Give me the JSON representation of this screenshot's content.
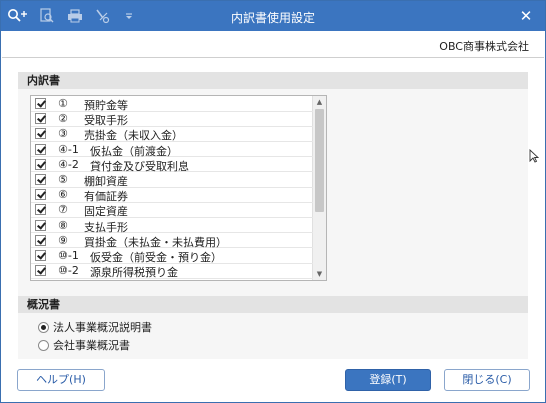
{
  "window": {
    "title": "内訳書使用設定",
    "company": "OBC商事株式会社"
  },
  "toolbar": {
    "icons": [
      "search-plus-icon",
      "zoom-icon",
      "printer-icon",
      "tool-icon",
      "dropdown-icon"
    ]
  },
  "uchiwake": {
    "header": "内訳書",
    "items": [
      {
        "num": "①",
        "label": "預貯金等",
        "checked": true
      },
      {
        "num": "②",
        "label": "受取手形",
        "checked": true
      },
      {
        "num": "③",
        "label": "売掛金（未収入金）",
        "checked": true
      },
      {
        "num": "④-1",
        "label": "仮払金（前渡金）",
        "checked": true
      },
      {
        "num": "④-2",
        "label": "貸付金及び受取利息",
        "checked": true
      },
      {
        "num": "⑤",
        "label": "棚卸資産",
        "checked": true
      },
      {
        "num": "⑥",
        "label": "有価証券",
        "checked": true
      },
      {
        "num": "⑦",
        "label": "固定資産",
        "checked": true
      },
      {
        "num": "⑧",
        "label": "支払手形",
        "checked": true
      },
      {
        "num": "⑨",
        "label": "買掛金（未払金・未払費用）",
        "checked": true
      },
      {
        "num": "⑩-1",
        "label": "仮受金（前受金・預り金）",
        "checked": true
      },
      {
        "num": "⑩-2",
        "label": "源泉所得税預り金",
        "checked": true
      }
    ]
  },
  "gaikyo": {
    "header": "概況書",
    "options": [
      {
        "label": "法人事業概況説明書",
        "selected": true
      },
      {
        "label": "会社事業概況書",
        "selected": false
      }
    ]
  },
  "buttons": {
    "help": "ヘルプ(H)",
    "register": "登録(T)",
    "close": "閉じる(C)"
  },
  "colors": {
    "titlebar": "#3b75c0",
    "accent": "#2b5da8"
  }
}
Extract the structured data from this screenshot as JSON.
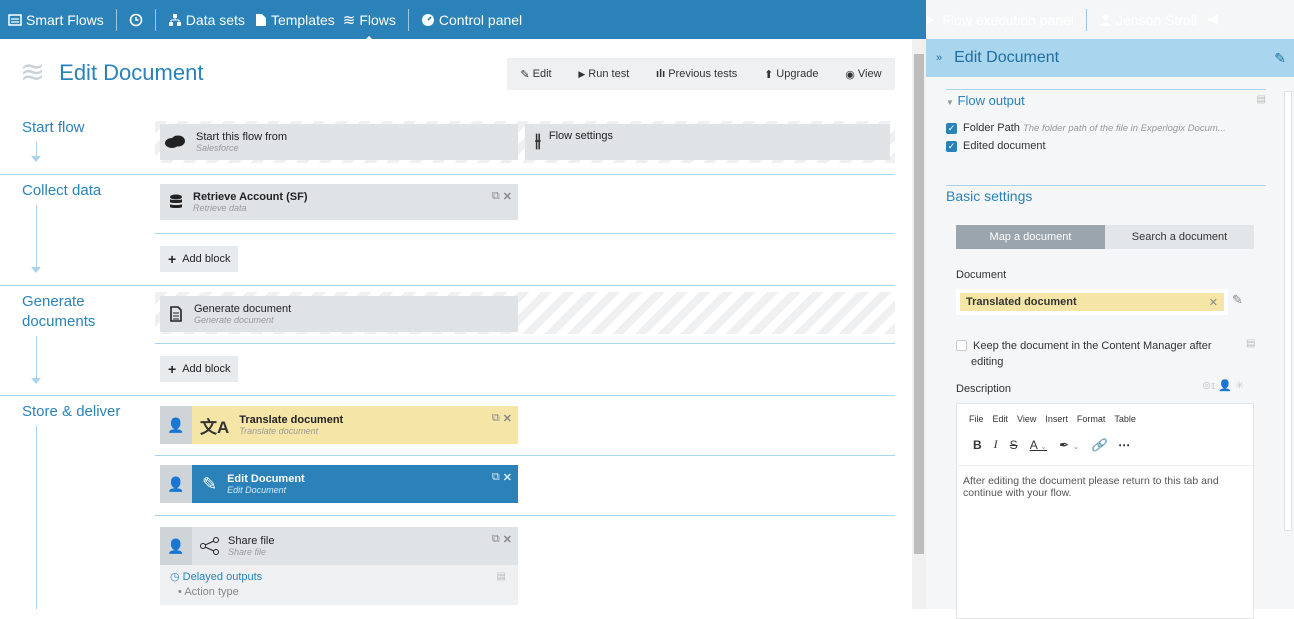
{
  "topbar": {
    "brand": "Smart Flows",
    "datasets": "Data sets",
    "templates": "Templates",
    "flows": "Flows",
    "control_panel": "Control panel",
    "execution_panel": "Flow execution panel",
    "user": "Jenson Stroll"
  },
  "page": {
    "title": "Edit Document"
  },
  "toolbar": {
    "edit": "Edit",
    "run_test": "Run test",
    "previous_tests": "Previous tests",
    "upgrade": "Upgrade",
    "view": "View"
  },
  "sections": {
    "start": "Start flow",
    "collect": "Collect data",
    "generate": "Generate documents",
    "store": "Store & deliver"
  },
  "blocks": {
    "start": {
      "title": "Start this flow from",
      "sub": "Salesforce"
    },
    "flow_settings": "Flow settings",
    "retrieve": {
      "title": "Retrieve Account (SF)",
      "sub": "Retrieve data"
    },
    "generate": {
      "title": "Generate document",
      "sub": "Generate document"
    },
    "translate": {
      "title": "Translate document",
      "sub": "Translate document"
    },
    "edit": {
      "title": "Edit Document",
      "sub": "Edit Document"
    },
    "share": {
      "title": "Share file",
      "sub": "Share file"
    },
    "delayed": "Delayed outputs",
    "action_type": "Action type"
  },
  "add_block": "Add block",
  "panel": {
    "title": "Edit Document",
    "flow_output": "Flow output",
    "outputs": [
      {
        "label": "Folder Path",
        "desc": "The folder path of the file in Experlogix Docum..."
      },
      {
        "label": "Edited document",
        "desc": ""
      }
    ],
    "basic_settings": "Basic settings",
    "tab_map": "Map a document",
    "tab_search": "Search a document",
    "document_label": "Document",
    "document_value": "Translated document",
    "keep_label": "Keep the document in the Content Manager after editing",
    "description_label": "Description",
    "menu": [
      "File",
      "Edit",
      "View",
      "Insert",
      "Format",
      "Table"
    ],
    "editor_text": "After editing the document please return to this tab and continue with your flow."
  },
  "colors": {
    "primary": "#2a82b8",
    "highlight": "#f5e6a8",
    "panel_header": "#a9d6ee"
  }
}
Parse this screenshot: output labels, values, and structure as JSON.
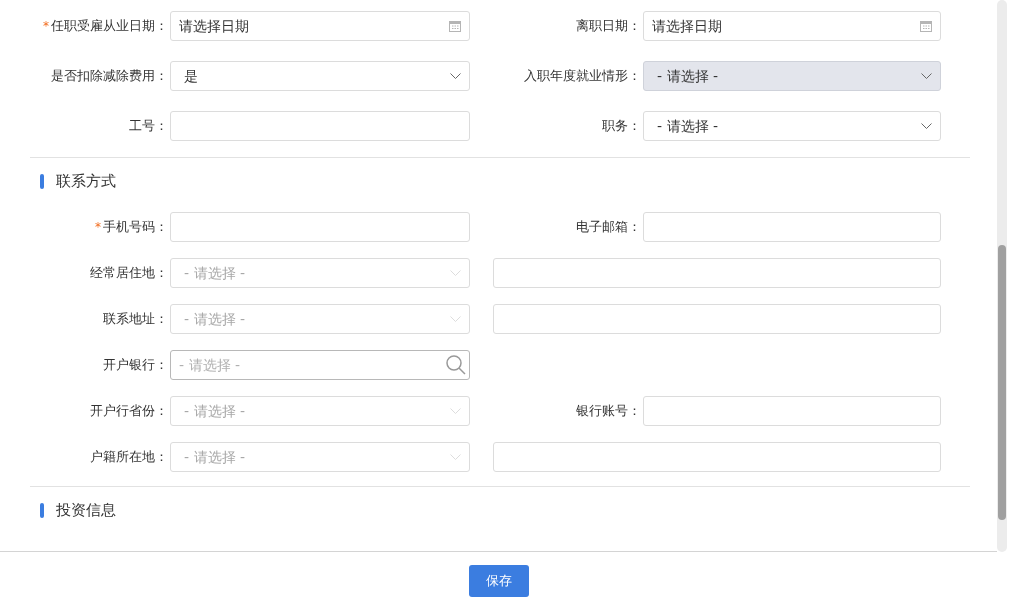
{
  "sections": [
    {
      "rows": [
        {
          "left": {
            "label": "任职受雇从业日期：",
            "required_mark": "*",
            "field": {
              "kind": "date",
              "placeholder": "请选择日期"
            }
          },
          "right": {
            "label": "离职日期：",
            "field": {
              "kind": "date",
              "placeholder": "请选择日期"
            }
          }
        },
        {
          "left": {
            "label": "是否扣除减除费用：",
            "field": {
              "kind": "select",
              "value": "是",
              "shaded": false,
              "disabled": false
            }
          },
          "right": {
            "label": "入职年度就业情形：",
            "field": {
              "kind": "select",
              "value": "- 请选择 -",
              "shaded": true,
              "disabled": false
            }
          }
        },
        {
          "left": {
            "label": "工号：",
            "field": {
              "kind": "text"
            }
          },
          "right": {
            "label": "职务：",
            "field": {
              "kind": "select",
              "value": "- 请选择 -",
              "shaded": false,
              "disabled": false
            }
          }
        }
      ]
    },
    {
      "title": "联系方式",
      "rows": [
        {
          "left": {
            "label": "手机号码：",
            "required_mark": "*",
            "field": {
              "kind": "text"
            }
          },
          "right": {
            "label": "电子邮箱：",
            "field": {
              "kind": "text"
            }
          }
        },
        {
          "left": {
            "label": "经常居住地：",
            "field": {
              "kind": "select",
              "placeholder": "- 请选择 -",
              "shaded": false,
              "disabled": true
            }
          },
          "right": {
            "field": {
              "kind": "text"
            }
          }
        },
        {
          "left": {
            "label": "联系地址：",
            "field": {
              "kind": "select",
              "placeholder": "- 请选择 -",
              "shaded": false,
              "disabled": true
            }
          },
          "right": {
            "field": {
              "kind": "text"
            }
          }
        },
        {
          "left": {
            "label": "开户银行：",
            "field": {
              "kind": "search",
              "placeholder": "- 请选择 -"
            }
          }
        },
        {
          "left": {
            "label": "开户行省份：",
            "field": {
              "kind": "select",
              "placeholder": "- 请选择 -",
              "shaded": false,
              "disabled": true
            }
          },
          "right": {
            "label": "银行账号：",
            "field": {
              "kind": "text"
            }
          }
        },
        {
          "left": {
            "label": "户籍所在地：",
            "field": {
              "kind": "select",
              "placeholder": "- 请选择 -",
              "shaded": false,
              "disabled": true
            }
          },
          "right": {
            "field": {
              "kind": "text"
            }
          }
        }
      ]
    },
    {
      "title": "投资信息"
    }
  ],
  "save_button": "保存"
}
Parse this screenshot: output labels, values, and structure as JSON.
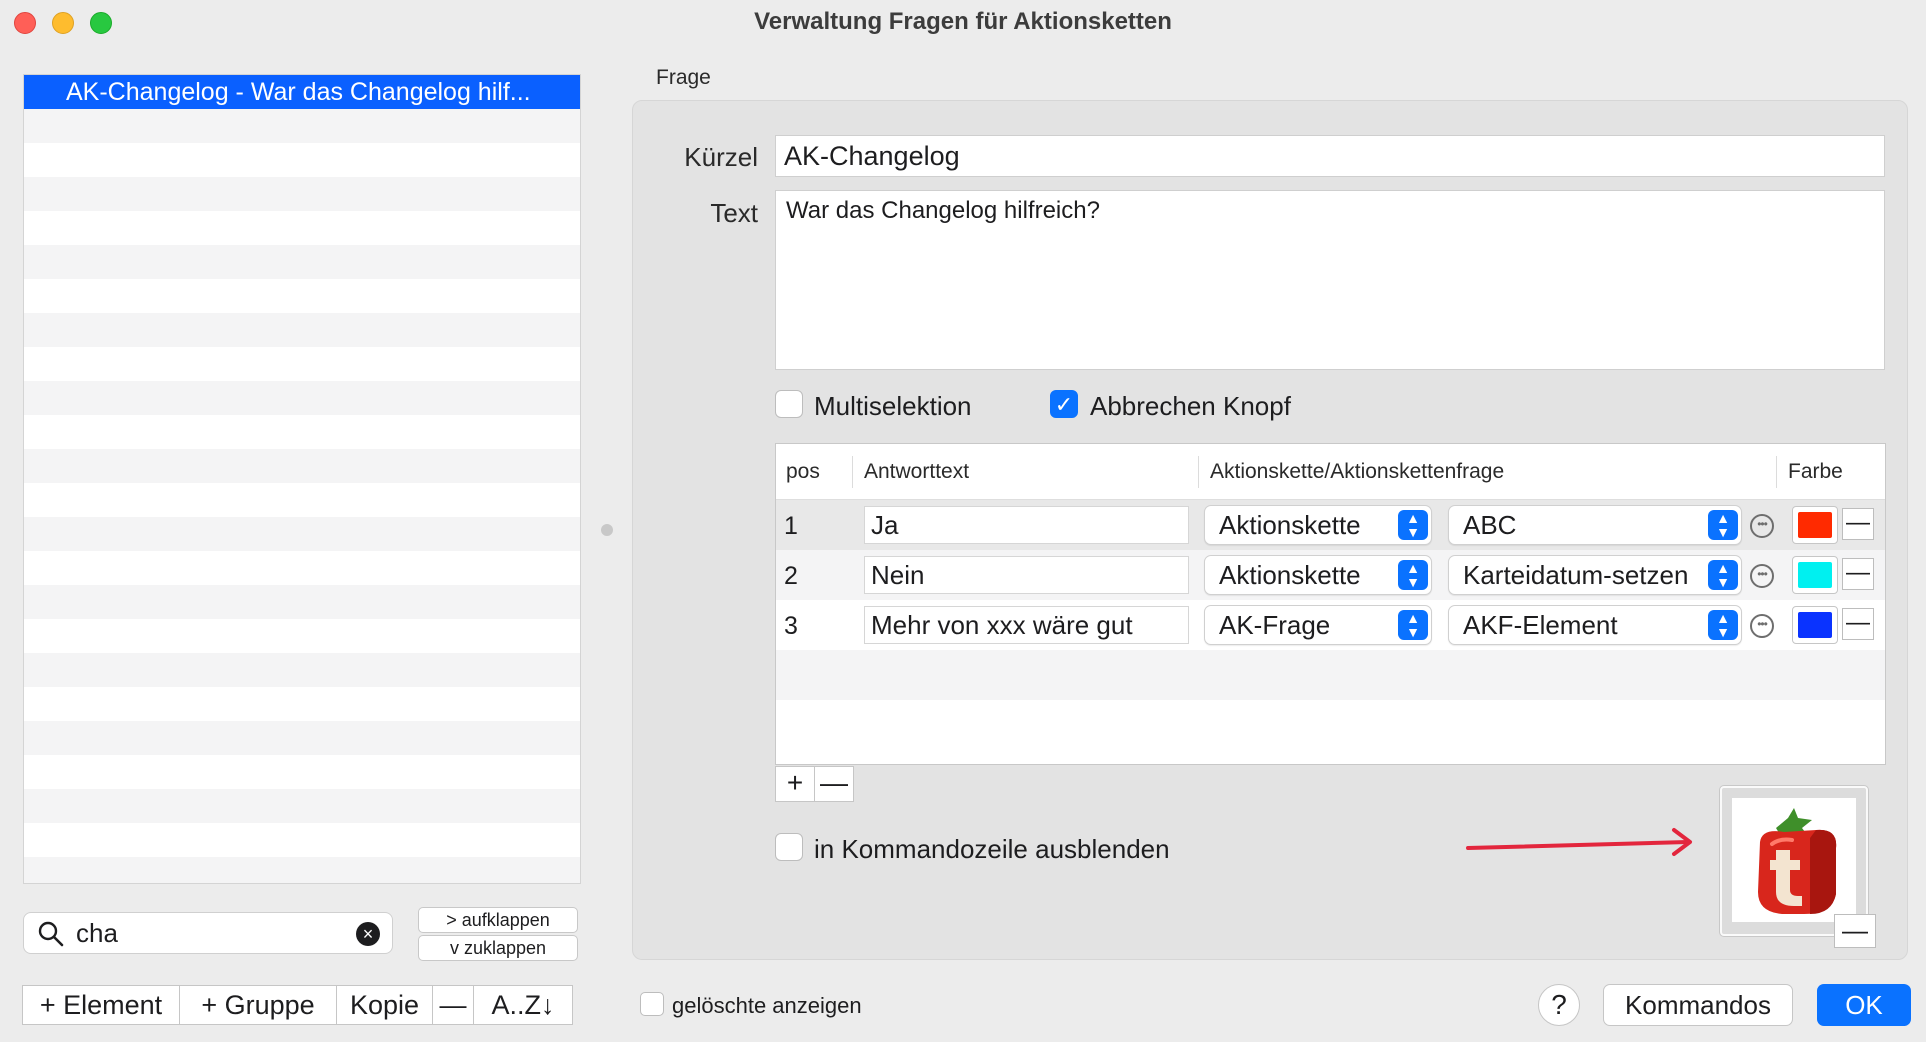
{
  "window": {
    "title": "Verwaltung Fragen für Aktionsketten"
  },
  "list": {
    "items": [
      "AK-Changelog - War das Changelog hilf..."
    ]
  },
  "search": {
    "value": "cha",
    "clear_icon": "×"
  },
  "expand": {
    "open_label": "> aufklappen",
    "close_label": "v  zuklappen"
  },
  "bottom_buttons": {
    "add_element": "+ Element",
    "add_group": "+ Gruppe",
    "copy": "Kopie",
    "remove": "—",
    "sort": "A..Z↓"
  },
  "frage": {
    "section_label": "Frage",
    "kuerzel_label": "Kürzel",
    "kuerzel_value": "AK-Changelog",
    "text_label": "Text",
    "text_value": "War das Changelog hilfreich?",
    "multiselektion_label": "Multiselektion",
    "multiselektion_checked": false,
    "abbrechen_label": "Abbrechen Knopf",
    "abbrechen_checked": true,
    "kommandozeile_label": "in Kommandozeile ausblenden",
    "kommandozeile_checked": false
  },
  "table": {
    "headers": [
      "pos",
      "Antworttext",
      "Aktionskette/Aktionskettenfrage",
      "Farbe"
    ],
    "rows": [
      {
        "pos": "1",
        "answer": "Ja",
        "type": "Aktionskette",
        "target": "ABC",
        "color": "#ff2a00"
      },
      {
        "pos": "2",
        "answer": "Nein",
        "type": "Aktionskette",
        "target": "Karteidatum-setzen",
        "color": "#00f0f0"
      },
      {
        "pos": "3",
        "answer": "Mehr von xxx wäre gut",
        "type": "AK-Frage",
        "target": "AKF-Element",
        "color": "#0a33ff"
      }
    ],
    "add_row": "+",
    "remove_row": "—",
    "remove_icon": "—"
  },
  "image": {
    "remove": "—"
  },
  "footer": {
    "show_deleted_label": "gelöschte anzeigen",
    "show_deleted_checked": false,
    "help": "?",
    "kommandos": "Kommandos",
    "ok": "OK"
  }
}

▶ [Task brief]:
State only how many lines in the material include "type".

▶ [Your solution]:
4